She is currently assigned to the Salisbury, Md., Recruiting Company, Baltimore Recruiting Battalion.
Her awards and decorations include the Meritorious Service Medal, the Army Commendation Medal, the Kosovo and Iraq Campaign Medals and the Humanitarian Service Medal. She has also been awarded the Army Recruiter Badge with Sapphire and the Air Assault Badge.
She is married to Staff Sgt. Edgar Campuzano, the noncommissioned officer in charge of the Safety Office at Walter Reed Army Institute of Research.
Campuzano said that it is hard work that earned her the title. "This means a lot of dedication, a lot of hard work, and a lot of time," she said.
Adding, "Recruiting is probably the hardest thing I’ve done in the Army."
The Army National Guard Recruiting and Retention NCO of the Year is Sgt. 1st Class Tavia L. Syme.
Syme grew up in Columbia Falls, Mont., and enlisted in the Army Reserve in 1989 as an administrative specialist.
After a break in service, she returned to the Army Reserve and deployed with her unit in support of Operation Iraqi Freedom. In 2008 she applied and was selected for a recruiting and retention NCO position in the Montana National Guard.
She is the mother of three children who have all followed in her footsteps. Her oldest son, Brandon, serves in the U.S. Navy, her daughter, Auttem, and her youngest son, Joseph, serve in the Montana Army National Guard.
Her awards and decorations include the Meritorious Service Medal, the Army Commendation Medal, and the Global War on Terrorism Expeditionary Medal along with the Expert Recruiter Badge and Army National Guard Director’s Recruiting and Retention NCO of the Year Ring.
Sgt. 1st Class Daniel R. Lucas Jr. is the U.S. Army Reserve Recruiter of the Year.

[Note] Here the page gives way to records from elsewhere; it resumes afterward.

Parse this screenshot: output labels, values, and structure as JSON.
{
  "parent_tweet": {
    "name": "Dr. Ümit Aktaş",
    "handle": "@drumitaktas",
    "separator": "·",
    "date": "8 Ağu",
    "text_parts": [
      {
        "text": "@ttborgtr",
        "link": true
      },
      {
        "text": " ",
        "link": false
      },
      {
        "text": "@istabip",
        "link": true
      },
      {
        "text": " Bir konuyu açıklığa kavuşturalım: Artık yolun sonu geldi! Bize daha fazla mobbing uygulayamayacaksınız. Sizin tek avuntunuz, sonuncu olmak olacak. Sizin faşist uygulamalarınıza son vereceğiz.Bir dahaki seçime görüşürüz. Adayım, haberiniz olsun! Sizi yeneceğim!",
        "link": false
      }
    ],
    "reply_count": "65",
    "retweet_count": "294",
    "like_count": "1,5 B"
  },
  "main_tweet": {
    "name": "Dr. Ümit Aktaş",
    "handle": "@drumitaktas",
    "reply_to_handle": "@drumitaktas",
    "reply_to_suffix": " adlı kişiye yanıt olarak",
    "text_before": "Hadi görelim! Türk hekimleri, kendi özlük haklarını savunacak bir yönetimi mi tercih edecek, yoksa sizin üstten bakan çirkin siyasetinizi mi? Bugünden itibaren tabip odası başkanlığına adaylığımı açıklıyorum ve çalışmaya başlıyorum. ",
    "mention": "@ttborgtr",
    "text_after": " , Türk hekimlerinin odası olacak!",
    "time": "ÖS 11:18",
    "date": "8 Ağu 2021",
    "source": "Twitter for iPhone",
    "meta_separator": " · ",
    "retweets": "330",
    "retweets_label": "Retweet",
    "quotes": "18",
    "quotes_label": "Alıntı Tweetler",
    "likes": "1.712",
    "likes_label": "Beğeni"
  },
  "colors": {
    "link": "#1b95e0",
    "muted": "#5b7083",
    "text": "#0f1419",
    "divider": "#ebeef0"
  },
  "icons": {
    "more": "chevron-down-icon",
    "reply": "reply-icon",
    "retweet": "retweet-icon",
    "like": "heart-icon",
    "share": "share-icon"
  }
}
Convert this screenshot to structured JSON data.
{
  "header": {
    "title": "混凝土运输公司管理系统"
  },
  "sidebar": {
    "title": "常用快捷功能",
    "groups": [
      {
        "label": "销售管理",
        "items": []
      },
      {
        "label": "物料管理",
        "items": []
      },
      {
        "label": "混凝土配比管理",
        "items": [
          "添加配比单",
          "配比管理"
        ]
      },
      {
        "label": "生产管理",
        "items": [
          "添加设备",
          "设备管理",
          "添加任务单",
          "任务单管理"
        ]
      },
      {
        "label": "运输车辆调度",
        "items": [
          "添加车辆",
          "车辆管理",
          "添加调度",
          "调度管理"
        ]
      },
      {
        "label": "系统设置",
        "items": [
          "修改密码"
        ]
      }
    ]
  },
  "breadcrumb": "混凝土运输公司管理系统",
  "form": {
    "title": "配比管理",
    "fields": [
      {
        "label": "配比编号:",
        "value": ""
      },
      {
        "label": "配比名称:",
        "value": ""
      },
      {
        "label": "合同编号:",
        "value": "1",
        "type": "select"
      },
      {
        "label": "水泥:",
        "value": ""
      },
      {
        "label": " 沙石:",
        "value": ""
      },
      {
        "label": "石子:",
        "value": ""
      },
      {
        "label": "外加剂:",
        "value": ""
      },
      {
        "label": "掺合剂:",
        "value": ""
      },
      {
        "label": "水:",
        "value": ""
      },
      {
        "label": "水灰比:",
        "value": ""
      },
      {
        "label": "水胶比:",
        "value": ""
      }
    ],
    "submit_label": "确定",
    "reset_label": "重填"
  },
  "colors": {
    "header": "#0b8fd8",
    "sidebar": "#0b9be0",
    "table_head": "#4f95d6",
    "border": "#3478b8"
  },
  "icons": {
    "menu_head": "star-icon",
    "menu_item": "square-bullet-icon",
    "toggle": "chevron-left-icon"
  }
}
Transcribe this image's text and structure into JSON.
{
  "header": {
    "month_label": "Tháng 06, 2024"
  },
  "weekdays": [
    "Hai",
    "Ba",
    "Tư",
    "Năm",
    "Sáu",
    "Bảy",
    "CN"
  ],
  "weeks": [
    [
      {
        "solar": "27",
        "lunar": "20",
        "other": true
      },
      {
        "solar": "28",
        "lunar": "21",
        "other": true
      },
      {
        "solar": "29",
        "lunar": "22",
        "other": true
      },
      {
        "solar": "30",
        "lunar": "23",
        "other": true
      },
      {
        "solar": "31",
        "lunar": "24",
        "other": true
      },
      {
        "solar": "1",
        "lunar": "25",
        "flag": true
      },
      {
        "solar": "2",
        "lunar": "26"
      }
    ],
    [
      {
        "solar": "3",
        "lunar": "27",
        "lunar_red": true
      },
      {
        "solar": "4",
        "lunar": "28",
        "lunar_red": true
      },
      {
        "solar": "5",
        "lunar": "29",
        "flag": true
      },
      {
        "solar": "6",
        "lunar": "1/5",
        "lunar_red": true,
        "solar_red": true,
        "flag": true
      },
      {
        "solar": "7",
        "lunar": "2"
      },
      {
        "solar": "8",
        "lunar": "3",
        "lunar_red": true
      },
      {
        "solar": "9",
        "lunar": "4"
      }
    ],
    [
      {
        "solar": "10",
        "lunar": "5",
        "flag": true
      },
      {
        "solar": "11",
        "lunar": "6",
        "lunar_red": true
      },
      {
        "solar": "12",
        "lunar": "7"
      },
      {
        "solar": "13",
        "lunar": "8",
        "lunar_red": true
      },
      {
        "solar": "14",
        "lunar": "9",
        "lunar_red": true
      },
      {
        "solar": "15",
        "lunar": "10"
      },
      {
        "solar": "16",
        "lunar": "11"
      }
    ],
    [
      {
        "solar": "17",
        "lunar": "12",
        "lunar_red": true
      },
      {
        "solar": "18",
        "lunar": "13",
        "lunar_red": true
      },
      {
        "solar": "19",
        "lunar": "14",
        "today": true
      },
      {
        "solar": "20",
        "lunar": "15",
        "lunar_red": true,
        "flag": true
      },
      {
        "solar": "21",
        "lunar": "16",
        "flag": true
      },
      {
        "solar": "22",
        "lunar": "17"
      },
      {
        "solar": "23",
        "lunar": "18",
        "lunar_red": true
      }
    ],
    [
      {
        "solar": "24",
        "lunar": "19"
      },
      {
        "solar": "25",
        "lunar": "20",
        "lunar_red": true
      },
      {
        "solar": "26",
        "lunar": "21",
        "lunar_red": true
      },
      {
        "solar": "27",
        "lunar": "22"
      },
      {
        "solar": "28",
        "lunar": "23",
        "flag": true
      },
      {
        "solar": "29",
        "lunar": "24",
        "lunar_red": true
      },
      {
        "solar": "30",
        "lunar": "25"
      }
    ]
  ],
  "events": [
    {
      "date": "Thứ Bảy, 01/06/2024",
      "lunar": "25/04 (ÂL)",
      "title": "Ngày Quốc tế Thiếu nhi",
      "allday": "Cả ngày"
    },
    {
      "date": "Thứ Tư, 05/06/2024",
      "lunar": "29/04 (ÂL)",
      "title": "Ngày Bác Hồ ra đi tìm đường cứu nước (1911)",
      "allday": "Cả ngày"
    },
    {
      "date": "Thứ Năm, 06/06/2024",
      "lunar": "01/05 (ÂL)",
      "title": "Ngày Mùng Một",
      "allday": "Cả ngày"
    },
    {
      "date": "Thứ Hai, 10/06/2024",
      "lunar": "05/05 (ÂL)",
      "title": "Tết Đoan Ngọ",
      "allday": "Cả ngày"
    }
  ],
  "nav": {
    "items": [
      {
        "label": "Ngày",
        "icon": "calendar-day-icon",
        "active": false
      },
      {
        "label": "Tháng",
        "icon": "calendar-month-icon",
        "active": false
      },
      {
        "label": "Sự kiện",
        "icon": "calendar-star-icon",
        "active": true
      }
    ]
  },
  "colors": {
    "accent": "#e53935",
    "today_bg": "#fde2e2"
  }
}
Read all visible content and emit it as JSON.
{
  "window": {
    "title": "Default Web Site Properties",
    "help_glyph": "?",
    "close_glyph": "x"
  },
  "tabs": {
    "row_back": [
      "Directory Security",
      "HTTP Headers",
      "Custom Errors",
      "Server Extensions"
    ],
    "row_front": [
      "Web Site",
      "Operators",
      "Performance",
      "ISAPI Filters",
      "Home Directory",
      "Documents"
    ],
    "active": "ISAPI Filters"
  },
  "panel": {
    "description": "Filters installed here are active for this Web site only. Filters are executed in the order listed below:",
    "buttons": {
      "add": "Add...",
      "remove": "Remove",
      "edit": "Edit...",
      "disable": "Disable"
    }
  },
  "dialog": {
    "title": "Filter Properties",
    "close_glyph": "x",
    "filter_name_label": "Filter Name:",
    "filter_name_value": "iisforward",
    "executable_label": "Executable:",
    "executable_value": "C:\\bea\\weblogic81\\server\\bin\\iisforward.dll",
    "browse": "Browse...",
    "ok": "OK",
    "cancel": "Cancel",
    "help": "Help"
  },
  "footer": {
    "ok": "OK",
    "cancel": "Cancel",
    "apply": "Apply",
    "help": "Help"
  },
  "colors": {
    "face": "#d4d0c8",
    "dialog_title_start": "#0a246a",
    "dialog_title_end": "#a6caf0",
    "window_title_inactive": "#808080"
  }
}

Lucas enlisted in the West Virginia Army National Guard in April 1997 from Scott Depot, W. Va., and upon completion of initial entry training returned to Scott Depot and was assigned as a utilities equipment repair technician.
He is married to the former Patricia Winters and they have three children: Kathryn, manager of a local cosmetics company; Amanda, who is in the Army Reserve and is currently serving in Afghanistan; and David, who is on active duty and has served a short tour in Africa and a year in Iraq.
His awards and decorations include the Army Commendation Medal, the Army and Reserve Component Achievement Medal, the Military Outstanding Volunteer Service Medal and Armed Forces Reserve Medal with Bronze Hourglass.
In January 2000, he transferred to the U.S. Army Reserve and subsequently attended the basic recruiter course at Fort Jackson, S.C.
Lucas is assigned to the 1st Medical Recruiting Battalion, Fort Meade, Md., and his recruiting station recruits only doctors and nurses.
"We are able to fill most of our foxholes" he said, "but in medical recruiting it’s tougher to get those specialty jobs filled. We have to have more precision to analyze our markets … and pinpoint the individuals we’re going after."
These three great noncommissioned officers were selected from thousands of their fellow recruiters – all of whom are serving the nation selflessly during time of war.
All three have clearly demonstrated that they are the "Best of the Best."
As our special guests at the Annual Meeting, they along with the Drill Sergeants and AIT Platoon Sergeant of the Year will attend all professional development events and receive awards from the Army leadership during the Eisenhower Luncheon on Tues., Oct. 11.
AUSA’s Annual Meeting starts bright and early Monday morning Oct. 10, at the Walter E. Washington Convention Center.
Join us for three days of professional development, meet these three NCOs and many other award winning, world-class noncommissioned officers attending this year’s Annual Meeting.